With euthanasia, a terminally ill person can help their relatives to survive grief faster and easier. At the same time, the patients save a family from the burden of caring for them, and themselves from the torment of conscience because they take many strength and time. Moreover, the economic factor plays a vital role in this matter. Although money should not be the main thing in a person’s life, it still has a significant impact. The treatment and maintenance of incurable patients require a lot of funds from relatives and the state.
There is another argument: it is better to resolve and carefully control than to keep under ban what is still happening. It is not uncommon for doctors to arbitrarily kill a non-viable patient, wanting to relieve him of her suffering. By the will of the patient or not, it is impossible to establish as a rule. For example, in 2018, it was discovered that the intensive care doctor William Husel, gave some of his patients a hefty dose of painkillers, thereby causing their death. Over three years, he killed nearly 27 near-death patients in this way (Viviano and Sullivan). Although such cases do not occur often, they are still there and are difficult to trace.
Thus, the main arguments of euthanasia opponents are based on the fact that life is a good and higher value.

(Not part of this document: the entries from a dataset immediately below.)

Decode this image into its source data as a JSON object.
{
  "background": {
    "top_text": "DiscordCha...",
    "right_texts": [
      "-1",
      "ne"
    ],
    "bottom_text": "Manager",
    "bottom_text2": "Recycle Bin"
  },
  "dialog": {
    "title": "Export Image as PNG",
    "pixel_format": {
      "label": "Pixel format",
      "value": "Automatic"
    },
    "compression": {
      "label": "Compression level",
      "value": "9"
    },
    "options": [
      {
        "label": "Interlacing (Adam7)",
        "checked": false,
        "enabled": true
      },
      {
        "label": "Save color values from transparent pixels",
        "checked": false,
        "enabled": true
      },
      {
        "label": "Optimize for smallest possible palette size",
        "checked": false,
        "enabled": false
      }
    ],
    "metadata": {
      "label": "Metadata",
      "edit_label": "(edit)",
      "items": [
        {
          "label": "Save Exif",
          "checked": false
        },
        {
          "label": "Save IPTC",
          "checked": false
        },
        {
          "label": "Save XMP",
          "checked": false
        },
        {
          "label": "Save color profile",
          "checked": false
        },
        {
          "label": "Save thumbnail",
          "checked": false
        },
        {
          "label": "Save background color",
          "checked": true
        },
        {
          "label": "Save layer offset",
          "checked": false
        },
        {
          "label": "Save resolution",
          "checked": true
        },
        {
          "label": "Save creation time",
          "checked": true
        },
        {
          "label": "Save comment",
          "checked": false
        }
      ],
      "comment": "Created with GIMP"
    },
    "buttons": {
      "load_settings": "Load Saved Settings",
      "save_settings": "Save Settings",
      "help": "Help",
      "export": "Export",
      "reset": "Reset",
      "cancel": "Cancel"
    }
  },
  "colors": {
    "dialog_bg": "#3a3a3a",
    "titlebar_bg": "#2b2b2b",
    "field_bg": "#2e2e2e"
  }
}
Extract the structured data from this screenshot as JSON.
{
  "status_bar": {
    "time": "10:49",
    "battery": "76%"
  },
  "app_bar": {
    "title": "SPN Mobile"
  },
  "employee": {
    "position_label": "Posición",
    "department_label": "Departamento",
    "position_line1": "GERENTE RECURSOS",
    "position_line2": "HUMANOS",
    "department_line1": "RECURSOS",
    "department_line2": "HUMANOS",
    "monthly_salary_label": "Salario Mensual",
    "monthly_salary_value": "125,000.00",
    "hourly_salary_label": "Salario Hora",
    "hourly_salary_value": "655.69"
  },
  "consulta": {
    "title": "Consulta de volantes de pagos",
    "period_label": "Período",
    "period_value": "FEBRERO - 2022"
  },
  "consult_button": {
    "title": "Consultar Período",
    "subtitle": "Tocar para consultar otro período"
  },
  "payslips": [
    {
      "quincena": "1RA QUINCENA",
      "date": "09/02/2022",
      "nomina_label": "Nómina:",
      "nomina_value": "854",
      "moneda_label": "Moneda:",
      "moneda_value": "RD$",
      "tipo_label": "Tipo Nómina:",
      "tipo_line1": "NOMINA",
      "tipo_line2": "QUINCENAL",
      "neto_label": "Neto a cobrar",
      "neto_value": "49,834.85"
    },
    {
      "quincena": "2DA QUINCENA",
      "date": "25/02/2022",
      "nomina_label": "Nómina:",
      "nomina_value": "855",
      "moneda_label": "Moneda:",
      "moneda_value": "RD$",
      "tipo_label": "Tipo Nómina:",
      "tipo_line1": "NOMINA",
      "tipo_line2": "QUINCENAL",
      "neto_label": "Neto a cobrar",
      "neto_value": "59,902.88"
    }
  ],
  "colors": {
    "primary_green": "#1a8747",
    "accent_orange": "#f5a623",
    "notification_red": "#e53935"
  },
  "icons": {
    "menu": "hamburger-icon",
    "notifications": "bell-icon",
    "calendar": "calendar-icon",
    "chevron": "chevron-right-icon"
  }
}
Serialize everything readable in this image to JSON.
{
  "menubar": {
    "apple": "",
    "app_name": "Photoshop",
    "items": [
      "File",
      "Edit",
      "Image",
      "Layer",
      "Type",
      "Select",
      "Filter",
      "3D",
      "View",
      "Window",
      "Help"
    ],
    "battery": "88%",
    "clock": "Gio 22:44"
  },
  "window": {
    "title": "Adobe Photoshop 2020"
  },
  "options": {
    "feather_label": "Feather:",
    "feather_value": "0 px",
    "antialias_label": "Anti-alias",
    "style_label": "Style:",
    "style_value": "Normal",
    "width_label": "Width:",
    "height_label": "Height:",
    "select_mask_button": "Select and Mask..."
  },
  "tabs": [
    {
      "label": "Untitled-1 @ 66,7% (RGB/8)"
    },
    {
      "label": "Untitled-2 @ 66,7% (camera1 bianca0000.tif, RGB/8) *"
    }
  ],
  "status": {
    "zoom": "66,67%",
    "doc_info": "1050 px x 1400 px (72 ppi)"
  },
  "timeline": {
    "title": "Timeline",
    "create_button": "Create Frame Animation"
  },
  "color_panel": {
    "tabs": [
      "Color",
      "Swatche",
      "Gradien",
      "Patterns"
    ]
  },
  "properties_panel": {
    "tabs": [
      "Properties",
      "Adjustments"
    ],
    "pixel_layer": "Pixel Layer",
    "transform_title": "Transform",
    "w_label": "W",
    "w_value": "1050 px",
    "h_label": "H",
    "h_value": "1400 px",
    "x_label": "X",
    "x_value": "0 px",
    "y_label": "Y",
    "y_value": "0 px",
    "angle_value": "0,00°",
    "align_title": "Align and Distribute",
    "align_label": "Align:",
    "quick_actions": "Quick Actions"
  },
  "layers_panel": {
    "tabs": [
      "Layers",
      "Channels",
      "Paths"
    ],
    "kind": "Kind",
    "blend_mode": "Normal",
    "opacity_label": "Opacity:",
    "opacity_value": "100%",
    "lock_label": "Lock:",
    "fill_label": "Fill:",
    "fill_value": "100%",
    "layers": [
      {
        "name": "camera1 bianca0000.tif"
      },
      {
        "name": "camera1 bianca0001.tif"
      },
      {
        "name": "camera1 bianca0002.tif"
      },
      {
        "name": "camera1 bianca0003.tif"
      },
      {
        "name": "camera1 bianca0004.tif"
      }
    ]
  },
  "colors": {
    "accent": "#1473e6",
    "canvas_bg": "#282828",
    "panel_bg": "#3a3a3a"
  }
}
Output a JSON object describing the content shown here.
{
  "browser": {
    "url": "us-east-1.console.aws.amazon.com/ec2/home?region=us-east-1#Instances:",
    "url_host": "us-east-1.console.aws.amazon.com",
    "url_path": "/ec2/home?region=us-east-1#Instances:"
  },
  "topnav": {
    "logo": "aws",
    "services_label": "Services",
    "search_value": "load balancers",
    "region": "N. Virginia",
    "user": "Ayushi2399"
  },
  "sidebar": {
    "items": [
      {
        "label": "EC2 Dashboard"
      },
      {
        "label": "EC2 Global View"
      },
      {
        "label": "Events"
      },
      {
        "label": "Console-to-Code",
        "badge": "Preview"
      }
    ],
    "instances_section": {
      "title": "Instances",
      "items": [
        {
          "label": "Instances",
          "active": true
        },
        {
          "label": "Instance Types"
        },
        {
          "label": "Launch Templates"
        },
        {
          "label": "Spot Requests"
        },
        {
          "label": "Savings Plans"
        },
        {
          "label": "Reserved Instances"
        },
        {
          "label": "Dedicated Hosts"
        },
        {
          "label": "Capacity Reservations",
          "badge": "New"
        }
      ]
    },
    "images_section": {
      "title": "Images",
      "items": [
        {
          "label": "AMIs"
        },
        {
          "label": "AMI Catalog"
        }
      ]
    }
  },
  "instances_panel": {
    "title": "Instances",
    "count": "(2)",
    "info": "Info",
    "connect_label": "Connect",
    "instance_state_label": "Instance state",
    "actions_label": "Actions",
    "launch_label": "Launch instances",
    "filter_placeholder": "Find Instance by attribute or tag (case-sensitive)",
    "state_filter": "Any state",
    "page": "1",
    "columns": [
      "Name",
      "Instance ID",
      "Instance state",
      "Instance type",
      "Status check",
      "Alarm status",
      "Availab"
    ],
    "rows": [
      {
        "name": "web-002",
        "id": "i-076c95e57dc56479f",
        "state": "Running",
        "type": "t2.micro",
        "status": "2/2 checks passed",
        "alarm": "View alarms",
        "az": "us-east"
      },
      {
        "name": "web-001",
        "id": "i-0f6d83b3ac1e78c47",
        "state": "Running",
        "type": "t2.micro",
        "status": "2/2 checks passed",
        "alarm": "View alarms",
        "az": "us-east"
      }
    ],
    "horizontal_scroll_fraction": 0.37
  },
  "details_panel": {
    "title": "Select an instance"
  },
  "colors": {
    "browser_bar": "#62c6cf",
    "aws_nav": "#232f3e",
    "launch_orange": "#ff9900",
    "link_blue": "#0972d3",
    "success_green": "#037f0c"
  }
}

However, life is a pleasure when it is meaningful, and suffering does not outweigh enjoyment from it. To avoid abuse of this procedure, clear rules and terms must be established, but incurable patients should have a chance of making such a decision. Freedom of choice will allow a person to maintain his or her dignity and leave this life on their own terms.
Viviano, JoAnne, and Lucas Sullivan. “Cases of Health-Care Providers Intentionally Harming Patients are Rare.” The Columbus Dispatch, 2019, Web.